Ayurveda is a holistic system of medicine that uses a constitutional model. Its aim is to provide guidance regarding food and lifestyle so that healthy people continue to stay healthy and folks with health challenges improve their health. This form of alternative medicine is practiced in India, Sri Lanka and Nepal but has widespread presence throughout the world today.
There are several aspects to Ayurveda that are quite unique:
- Its recommendations will often be different for each person regarding which foods and which lifestyle they should follow in order to be completely healthy. This is due to its use of a constitutional model.
- Everything in Ayurveda is validated by observation, inquiry, direct examination and knowledge derived from ancient texts.
- It understands that there are energetic forces that influence nature and human beings.
- Ayurveda sees a strong connection between the mind and the body and a huge amount of information is available regarding this relationship.
Where did Ayurveda come from?
The word Ayurveda comes from two Sanskrit words: “Ayu” meaning “life” and “Veda” meaning “the knowledge of.” Both put together culminate to Ayurveda – the science of life. Ayurveda’s mythological origins though, are attributed to the Indo-European Nasatya or Aswins (twin physicians of the gods of the ancient Indo-European pantheon), four thousand-year old references to the Nasatya are found in the now extinct Hurrian and Hittite languages in Turkey and in the Sanskrit language in India.
Ayurveda is considered the upaveda or accessory veda to the Atharva Veda. The four Vedas are the world’s oldest literary documents in an Indo-European language.
With increasing urbanization and changing lifestyles of people, there are a soaring number of chronic disorders in the society and simultaneously a rising demand for safe and effective products. Unlike mainstream medicine, 12 different pulse points are assessed in Ayurveda before an Ayurvedic practitioner recommends a therapy for you. The medicinal and therapeutic products involved will be a well-balanced combination of plants and other agents in a synergistic formula. Ayurvedic medicine is known to cure diseases such as diabetes, psoriasis, ulcers and many others.
Ayurvedic Remedies and Treatment
Ayurveda emphasizes re-establishing balance in the body through diet, lifestyle, exercise and body cleansing; and on the health of the mind, body and spirit. Generally speaking Ayurveda is comparatively much safer, but it does not mean one should take it without consulting an Ayurveda Expert. The important point to remember is that self medication is always harmful. Ayurveda even considers food as a medicine and has been in use since thousands of years. Some Ayurvedic ingredients are classified as poisonous under the Drug & Cosmetics Act. These are to be taken under strict supervision of an Ayurveda Expert. Only non-judicious use of these medicines causes harm. The same is also true for Ayurveda therapies like Panchakarma, Kshar Sutra etc. if not taken under supervision. Massage is an important part of Ayurvedic therapy.

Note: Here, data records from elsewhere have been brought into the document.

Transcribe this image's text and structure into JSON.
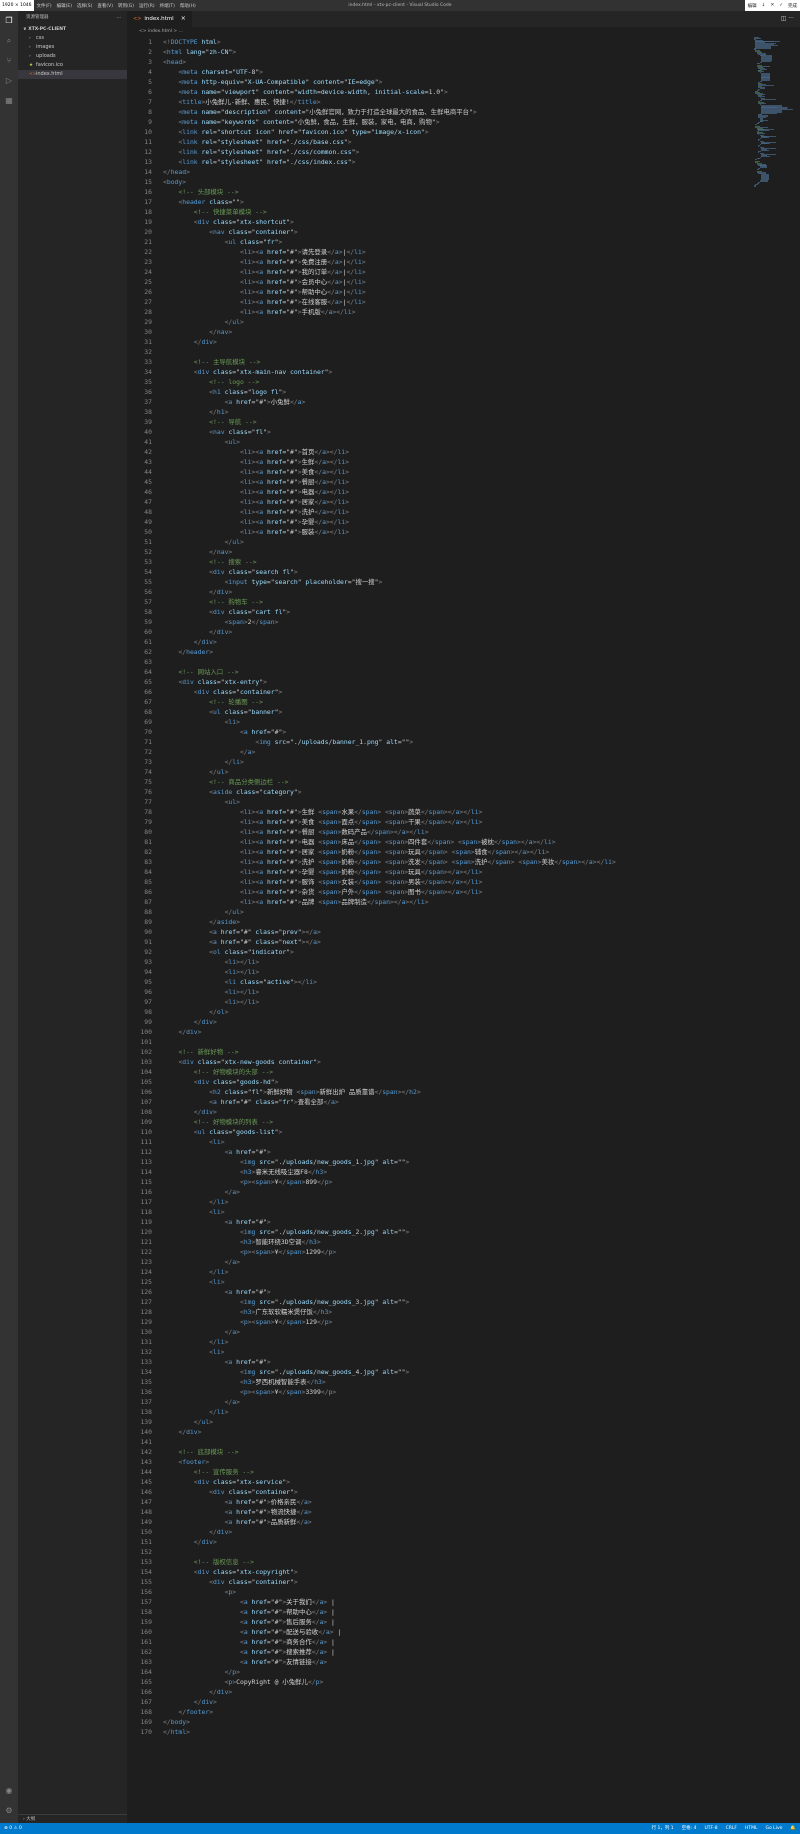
{
  "titlebar": {
    "badge": "1920 × 1046",
    "menus": [
      "文件(F)",
      "编辑(E)",
      "选择(S)",
      "查看(V)",
      "转到(G)",
      "运行(R)",
      "终端(T)",
      "帮助(H)"
    ],
    "window_title": "index.html - xtx-pc-client - Visual Studio Code",
    "right_actions": [
      "编辑",
      "↓",
      "✕",
      "✓",
      "完成"
    ]
  },
  "activity": {
    "icons": [
      "explorer-icon",
      "search-icon",
      "source-control-icon",
      "run-debug-icon",
      "extensions-icon"
    ],
    "bottom_icons": [
      "account-icon",
      "manage-gear-icon"
    ]
  },
  "sidebar": {
    "title": "资源管理器",
    "more": "···",
    "project": "∨ XTX-PC-CLIENT",
    "items": [
      {
        "label": "css",
        "icon": "›",
        "color": "#c5c5c5"
      },
      {
        "label": "images",
        "icon": "›",
        "color": "#c5c5c5"
      },
      {
        "label": "uploads",
        "icon": "›",
        "color": "#c5c5c5"
      },
      {
        "label": "favicon.ico",
        "icon": "★",
        "color": "#cbcb41"
      },
      {
        "label": "index.html",
        "icon": "<>",
        "color": "#e37933"
      }
    ],
    "outline": "› 大纲"
  },
  "editor": {
    "tab": {
      "label": "index.html",
      "close": "×"
    },
    "tab_actions": "◫ ···",
    "breadcrumb": "<> index.html > ...",
    "lines": [
      "<!DOCTYPE html>",
      "<html lang=\"zh-CN\">",
      "<head>",
      "    <meta charset=\"UTF-8\">",
      "    <meta http-equiv=\"X-UA-Compatible\" content=\"IE=edge\">",
      "    <meta name=\"viewport\" content=\"width=device-width, initial-scale=1.0\">",
      "    <title>小兔鲜儿-新鲜、惠民、快捷!</title>",
      "    <meta name=\"description\" content=\"小兔鲜官网，致力于打造全球最大的食品、生鲜电商平台\">",
      "    <meta name=\"keywords\" content=\"小兔鲜，食品，生鲜，服装，家电，电商，购物\">",
      "    <link rel=\"shortcut icon\" href=\"favicon.ico\" type=\"image/x-icon\">",
      "    <link rel=\"stylesheet\" href=\"./css/base.css\">",
      "    <link rel=\"stylesheet\" href=\"./css/common.css\">",
      "    <link rel=\"stylesheet\" href=\"./css/index.css\">",
      "</head>",
      "<body>",
      "    <!-- 头部模块 -->",
      "    <header class=\"\">",
      "        <!-- 快捷菜单模块 -->",
      "        <div class=\"xtx-shortcut\">",
      "            <nav class=\"container\">",
      "                <ul class=\"fr\">",
      "                    <li><a href=\"#\">请先登录</a>|</li>",
      "                    <li><a href=\"#\">免费注册</a>|</li>",
      "                    <li><a href=\"#\">我的订单</a>|</li>",
      "                    <li><a href=\"#\">会员中心</a>|</li>",
      "                    <li><a href=\"#\">帮助中心</a>|</li>",
      "                    <li><a href=\"#\">在线客服</a>|</li>",
      "                    <li><a href=\"#\">手机版</a></li>",
      "                </ul>",
      "            </nav>",
      "        </div>",
      "",
      "        <!-- 主导航模块 -->",
      "        <div class=\"xtx-main-nav container\">",
      "            <!-- logo -->",
      "            <h1 class=\"logo fl\">",
      "                <a href=\"#\">小兔鲜</a>",
      "            </h1>",
      "            <!-- 导航 -->",
      "            <nav class=\"fl\">",
      "                <ul>",
      "                    <li><a href=\"#\">首页</a></li>",
      "                    <li><a href=\"#\">生鲜</a></li>",
      "                    <li><a href=\"#\">美食</a></li>",
      "                    <li><a href=\"#\">餐厨</a></li>",
      "                    <li><a href=\"#\">电器</a></li>",
      "                    <li><a href=\"#\">居家</a></li>",
      "                    <li><a href=\"#\">洗护</a></li>",
      "                    <li><a href=\"#\">孕婴</a></li>",
      "                    <li><a href=\"#\">服装</a></li>",
      "                </ul>",
      "            </nav>",
      "            <!-- 搜索 -->",
      "            <div class=\"search fl\">",
      "                <input type=\"search\" placeholder=\"搜一搜\">",
      "            </div>",
      "            <!-- 购物车 -->",
      "            <div class=\"cart fl\">",
      "                <span>2</span>",
      "            </div>",
      "        </div>",
      "    </header>",
      "",
      "    <!-- 网站入口 -->",
      "    <div class=\"xtx-entry\">",
      "        <div class=\"container\">",
      "            <!-- 轮播图 -->",
      "            <ul class=\"banner\">",
      "                <li>",
      "                    <a href=\"#\">",
      "                        <img src=\"./uploads/banner_1.png\" alt=\"\">",
      "                    </a>",
      "                </li>",
      "            </ul>",
      "            <!-- 商品分类侧边栏 -->",
      "            <aside class=\"category\">",
      "                <ul>",
      "                    <li><a href=\"#\">生鲜 <span>水果</span> <span>蔬菜</span></a></li>",
      "                    <li><a href=\"#\">美食 <span>面点</span> <span>干果</span></a></li>",
      "                    <li><a href=\"#\">餐厨 <span>数码产品</span></a></li>",
      "                    <li><a href=\"#\">电器 <span>床品</span> <span>四件套</span> <span>被枕</span></a></li>",
      "                    <li><a href=\"#\">居家 <span>奶粉</span> <span>玩具</span> <span>辅食</span></a></li>",
      "                    <li><a href=\"#\">洗护 <span>奶粉</span> <span>洗发</span> <span>洗护</span> <span>美妆</span></a></li>",
      "                    <li><a href=\"#\">孕婴 <span>奶粉</span> <span>玩具</span></a></li>",
      "                    <li><a href=\"#\">服饰 <span>女装</span> <span>男装</span></a></li>",
      "                    <li><a href=\"#\">杂货 <span>户外</span> <span>图书</span></a></li>",
      "                    <li><a href=\"#\">品牌 <span>品牌制造</span></a></li>",
      "                </ul>",
      "            </aside>",
      "            <a href=\"#\" class=\"prev\"></a>",
      "            <a href=\"#\" class=\"next\"></a>",
      "            <ol class=\"indicator\">",
      "                <li></li>",
      "                <li></li>",
      "                <li class=\"active\"></li>",
      "                <li></li>",
      "                <li></li>",
      "            </ol>",
      "        </div>",
      "    </div>",
      "",
      "    <!-- 新鲜好物 -->",
      "    <div class=\"xtx-new-goods container\">",
      "        <!-- 好物模块的头部 -->",
      "        <div class=\"goods-hd\">",
      "            <h2 class=\"fl\">新鲜好物 <span>新鲜出炉 品质靠谱</span></h2>",
      "            <a href=\"#\" class=\"fr\">查看全部</a>",
      "        </div>",
      "        <!-- 好物模块的列表 -->",
      "        <ul class=\"goods-list\">",
      "            <li>",
      "                <a href=\"#\">",
      "                    <img src=\"./uploads/new_goods_1.jpg\" alt=\"\">",
      "                    <h3>睿米无线吸尘器F8</h3>",
      "                    <p><span>¥</span>899</p>",
      "                </a>",
      "            </li>",
      "            <li>",
      "                <a href=\"#\">",
      "                    <img src=\"./uploads/new_goods_2.jpg\" alt=\"\">",
      "                    <h3>智能环绕3D空调</h3>",
      "                    <p><span>¥</span>1299</p>",
      "                </a>",
      "            </li>",
      "            <li>",
      "                <a href=\"#\">",
      "                    <img src=\"./uploads/new_goods_3.jpg\" alt=\"\">",
      "                    <h3>广东软软糯米煲仔饭</h3>",
      "                    <p><span>¥</span>129</p>",
      "                </a>",
      "            </li>",
      "            <li>",
      "                <a href=\"#\">",
      "                    <img src=\"./uploads/new_goods_4.jpg\" alt=\"\">",
      "                    <h3>罗西机械智能手表</h3>",
      "                    <p><span>¥</span>3399</p>",
      "                </a>",
      "            </li>",
      "        </ul>",
      "    </div>",
      "",
      "    <!-- 底部模块 -->",
      "    <footer>",
      "        <!-- 宣传服务 -->",
      "        <div class=\"xtx-service\">",
      "            <div class=\"container\">",
      "                <a href=\"#\">价格亲民</a>",
      "                <a href=\"#\">物流快捷</a>",
      "                <a href=\"#\">品质新鲜</a>",
      "            </div>",
      "        </div>",
      "",
      "        <!-- 版权信息 -->",
      "        <div class=\"xtx-copyright\">",
      "            <div class=\"container\">",
      "                <p>",
      "                    <a href=\"#\">关于我们</a> |",
      "                    <a href=\"#\">帮助中心</a> |",
      "                    <a href=\"#\">售后服务</a> |",
      "                    <a href=\"#\">配送与验收</a> |",
      "                    <a href=\"#\">商务合作</a> |",
      "                    <a href=\"#\">搜索推荐</a> |",
      "                    <a href=\"#\">友情链接</a>",
      "                </p>",
      "                <p>CopyRight @ 小兔鲜儿</p>",
      "            </div>",
      "        </div>",
      "    </footer>",
      "</body>",
      "</html>"
    ]
  },
  "statusbar": {
    "left": "⊗ 0  ⚠ 0",
    "right": [
      "行 1，列 1",
      "空格: 4",
      "UTF-8",
      "CRLF",
      "HTML",
      "Go Live",
      "🔔"
    ]
  },
  "colors": {
    "tag": "#569cd6",
    "attr": "#9cdcfe",
    "value": "#ce9178",
    "comment": "#6a9955",
    "text": "#d4d4d4",
    "status": "#007acc"
  }
}
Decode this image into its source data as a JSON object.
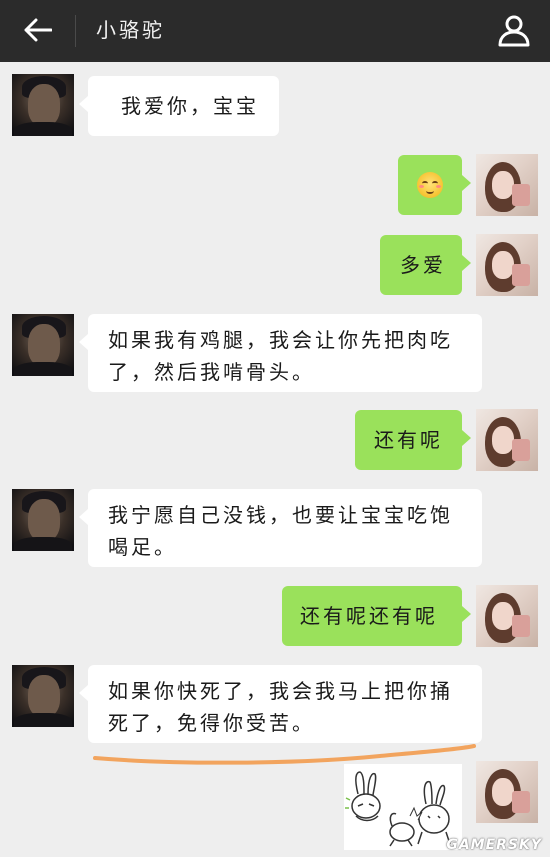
{
  "header": {
    "title": "小骆驼",
    "back_icon": "arrow-left-icon",
    "profile_icon": "person-icon"
  },
  "messages": [
    {
      "side": "left",
      "text": "我爱你，宝宝"
    },
    {
      "side": "right",
      "emoji": "blushing-smile-emoji"
    },
    {
      "side": "right",
      "text": "多爱"
    },
    {
      "side": "left",
      "lines": [
        "如果我有鸡腿，我会让你先把肉吃",
        "了，然后我啃骨头。"
      ]
    },
    {
      "side": "right",
      "text": "还有呢"
    },
    {
      "side": "left",
      "lines": [
        "我宁愿自己没钱，也要让宝宝吃饱",
        "喝足。"
      ]
    },
    {
      "side": "right",
      "text": "还有呢还有呢"
    },
    {
      "side": "left",
      "lines": [
        "如果你快死了，我会我马上把你捅",
        "死了，免得你受苦。"
      ]
    },
    {
      "side": "right",
      "sticker": "rabbit-sticker"
    }
  ],
  "colors": {
    "header_bg": "#2b2b2b",
    "chat_bg": "#eeeeee",
    "sent_bubble": "#9ae15b",
    "received_bubble": "#ffffff",
    "underline_annotation": "#f2a45e"
  },
  "watermark": "GAMERSKY"
}
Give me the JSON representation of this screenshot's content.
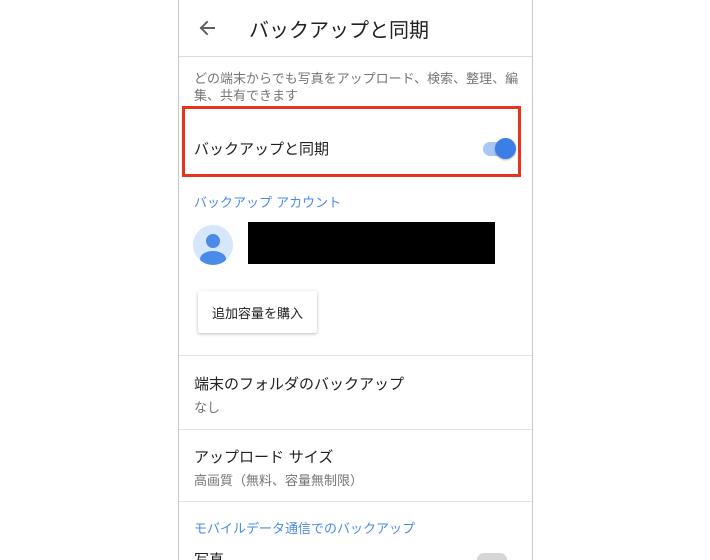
{
  "header": {
    "title": "バックアップと同期"
  },
  "description": "どの端末からでも写真をアップロード、検索、整理、編集、共有できます",
  "sync": {
    "label": "バックアップと同期",
    "enabled": true
  },
  "account_section": {
    "heading": "バックアップ アカウント",
    "buy_button": "追加容量を購入"
  },
  "settings": [
    {
      "title": "端末のフォルダのバックアップ",
      "value": "なし"
    },
    {
      "title": "アップロード サイズ",
      "value": "高画質（無料、容量無制限）"
    }
  ],
  "mobile_section": {
    "heading": "モバイルデータ通信でのバックアップ",
    "photos_label": "写真",
    "photos_enabled": false
  },
  "colors": {
    "accent": "#3b7ee6",
    "highlight": "#e8341c",
    "section_heading": "#4a8ae8"
  }
}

It works on the “Marma points”, opening up ‘energy’ channels in your body which are believed to cause an imbalance or blockage. It also uses herbal remedies to combat ailments, which are traditionally treated with prescription medicine.
Ayurveda Foods and Diet
The first step towards eating for your Ayurvedic constitution is to find out what your constitutional type or dosha is. Ayurveda works on the belief that all life forms have a “dosha” – a unique mix of energies known as “vata”, “pitta” and “kapha”. This is similar to the Western idea of elements – water, fire, earth and so on. The basic point you need to remember is that food is medicine. If you’re not eating the food that’s right for you, no amount of medicine will make you feel better. Our bodies are not meant to be toxic dumps. Yet improper digestion, high levels of stress, and pollutants such as chemicals in the air we breathe, the water we drink or wash with and the foods we eat, continuously create toxins in the body.
If not flushed out on a regular basis, Ayurveda contends that this toxic buildup can eventually manifest as disorders. And as we grow older, the body’s inbuilt mechanisms for eliminating impurities tend to be less efficient, thus stressing the need for periodic internal cleansing and detoxification therapy.